”We never say ‘hey, lets write a song that sounds like this,’ but if we write a 
song that sounds different and we like it then we’ll continue to do it. We worked 
a lot on the album [Universe], we worked on it for years but never with the goal 
to have a particular sound.”

So how do the guys consider your sound at the moment?

”We’re just progressive hard rock nowadays,” was Ozo’s response before
Dango added more colour to their answer. 

”When we started this band we were really set on playing the stoner sound,
not particularly writing songs in a stoner formula but we had the intention of
having that sound at first. But we didn’t do that for too many years because
it’s not so fun to do the same thing for 15 years. We’ve evolved.”

Says Ozo: ”The key element is to do something different for yourself. It
doesn’t matter if this album sold one million copies – we wouldn’t do the same
again just because it sells well. You have to push yourself to keep it
interesting, otherwise you lose focus. Bands start playing because it’s fun.”

”We still play songs from our early years live, but when it comes to writing
new music it has to be new,” Dango told me. “I think it’s really fun to play
both new and old songs. Some of our older songs are probably a bit catchier 
so people will want to hear one or two of them. I guess in some ways it’s nice
to get the crowd going with older songs before playing the new ones.” 

Reaction to ‘Universe,’ which was released in February of this year, has been overwhelmingly in favour of their progression as an outfit. Ozo was first to acknowledge this.

“I think it’s really nice to see receipt of our work and people saying they like
the record. I think it would affect us a little bit if everyone just said ‘it sucks.’
If you work three years on an album and everyone thought it was really boring
it wouldn’t be nice but we’ve never experienced that. We didn’t know what to
feel about ‘Universe.’ We liked it but we’d been in a bubble writing it for three

“We try not to care that much about reviews because it’s just one person’s
opinion. Of course we prefer them to like the record though” Dango then
stated, adjusting his red woolly hat. “We understood that it was a bit
different to our previous albums, so we were a bit nervous about what people
would think. But it wouldn’t change our musicianship or song writing in that
way. We never write anything to please a certain crowd.    

”We licensed the songs in Scandinavia to Sony and they were a bit hesitant
about it first.

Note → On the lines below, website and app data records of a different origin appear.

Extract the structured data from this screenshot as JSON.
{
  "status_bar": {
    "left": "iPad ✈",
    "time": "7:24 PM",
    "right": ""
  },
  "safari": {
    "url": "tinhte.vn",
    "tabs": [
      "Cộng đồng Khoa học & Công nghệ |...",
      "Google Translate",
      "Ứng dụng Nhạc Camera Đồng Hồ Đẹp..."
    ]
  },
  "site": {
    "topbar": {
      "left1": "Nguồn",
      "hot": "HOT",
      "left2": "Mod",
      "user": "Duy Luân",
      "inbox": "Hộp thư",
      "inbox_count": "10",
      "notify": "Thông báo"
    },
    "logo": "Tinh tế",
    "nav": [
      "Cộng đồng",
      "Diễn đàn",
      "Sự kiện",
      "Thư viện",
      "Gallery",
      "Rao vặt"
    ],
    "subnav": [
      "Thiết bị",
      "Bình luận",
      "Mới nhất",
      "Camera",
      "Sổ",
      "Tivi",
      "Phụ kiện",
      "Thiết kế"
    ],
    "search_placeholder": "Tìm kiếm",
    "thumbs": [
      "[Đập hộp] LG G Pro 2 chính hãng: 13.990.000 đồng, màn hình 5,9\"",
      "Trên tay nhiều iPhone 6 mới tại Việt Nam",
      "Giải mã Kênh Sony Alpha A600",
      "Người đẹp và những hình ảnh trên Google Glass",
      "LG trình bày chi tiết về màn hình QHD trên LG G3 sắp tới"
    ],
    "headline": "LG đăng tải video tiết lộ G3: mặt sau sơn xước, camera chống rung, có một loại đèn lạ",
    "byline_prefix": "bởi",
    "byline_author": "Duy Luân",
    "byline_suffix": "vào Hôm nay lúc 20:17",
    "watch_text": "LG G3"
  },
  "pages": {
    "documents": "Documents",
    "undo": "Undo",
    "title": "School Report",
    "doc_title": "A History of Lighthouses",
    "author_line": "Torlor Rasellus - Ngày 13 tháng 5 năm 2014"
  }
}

The first two songs we sent them were seven and eight minutes
long, so they said ‘can you maybe write a song that’s three or four minutes
long, something we can actually sell?’ But they really loved the long songs too. 
Then we went back to the studio and said ‘are we really gonna do this[write a 
short song to please Sony]…fuck this.’

”But then we listened back to the ideas we already had and there was two or
three songs that were nearly finished which were around four or five minutes.
So we sent them over and they said ‘yeah, let’s do this.’ So in that sense it just
happened that we had songs that they wanted, they just weren’t finished or
mixed. Maybe he thought we wrote the songs just for him.”

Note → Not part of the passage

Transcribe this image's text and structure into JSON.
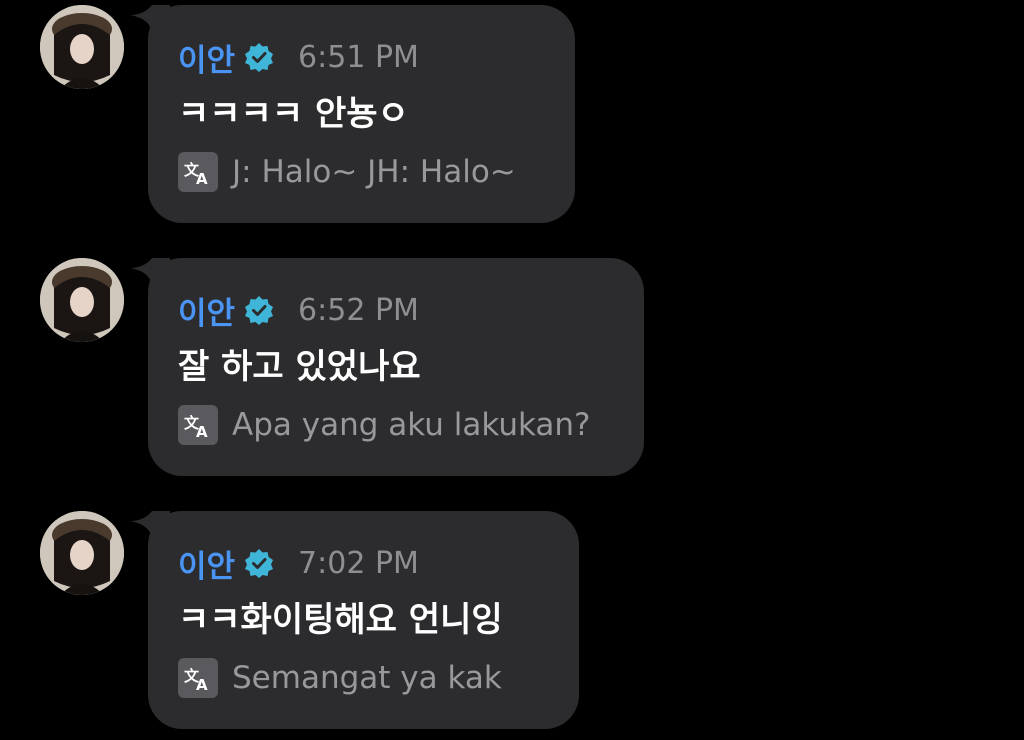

As Truckfighters plough on, few can argue that ‘Universe’ is their most original sounding release. Is this definitive Truckfighters sound?

            Dango “We try really hard to get our own sound,” answers Dango, a little more
passion, a hint of The Hulk beginning to bubble in his throat as he spoke. “We
don’t wanna sound like this band or that band. We want people to say ‘that
band sounds like Truckfighters’ rather than people might say we sound like Fu
Manchu or whatever.”

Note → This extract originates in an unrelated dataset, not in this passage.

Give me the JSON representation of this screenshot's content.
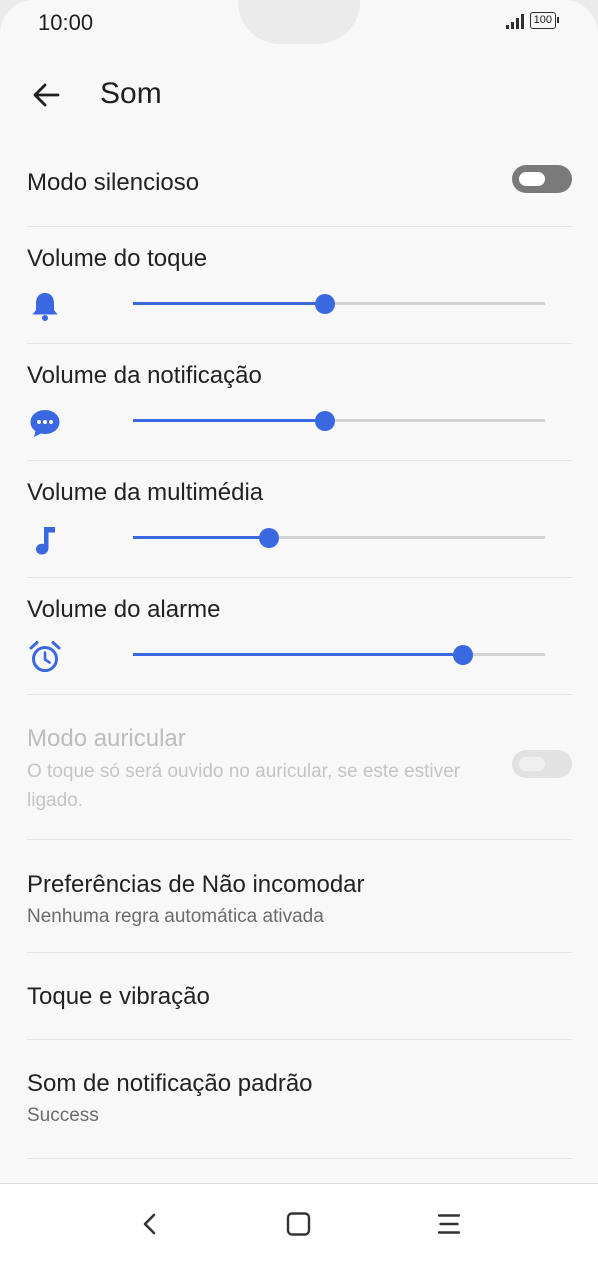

Every band wants to carve out their own niche and ‘Universe’ is a deep wound on the surface of originality. When a band gains a certain stature, their name takes on a meaning of its own: Smashing pumpkins no longer relates to violence against Halloween associated vegetables, just as Truckfighters no longer brings to mind two HGV’s beating the living crap out of each other. 

’Universe’ is one hell of an album and a fascinating chapter in the band’s history. What happens next is anyone’s guess. What we do know is, however, that into darkness they will plunge once more.

Words and interview by:
Phil Weller      

Photographs by: Phil Goddard

You can read our review of ‘Universe’ here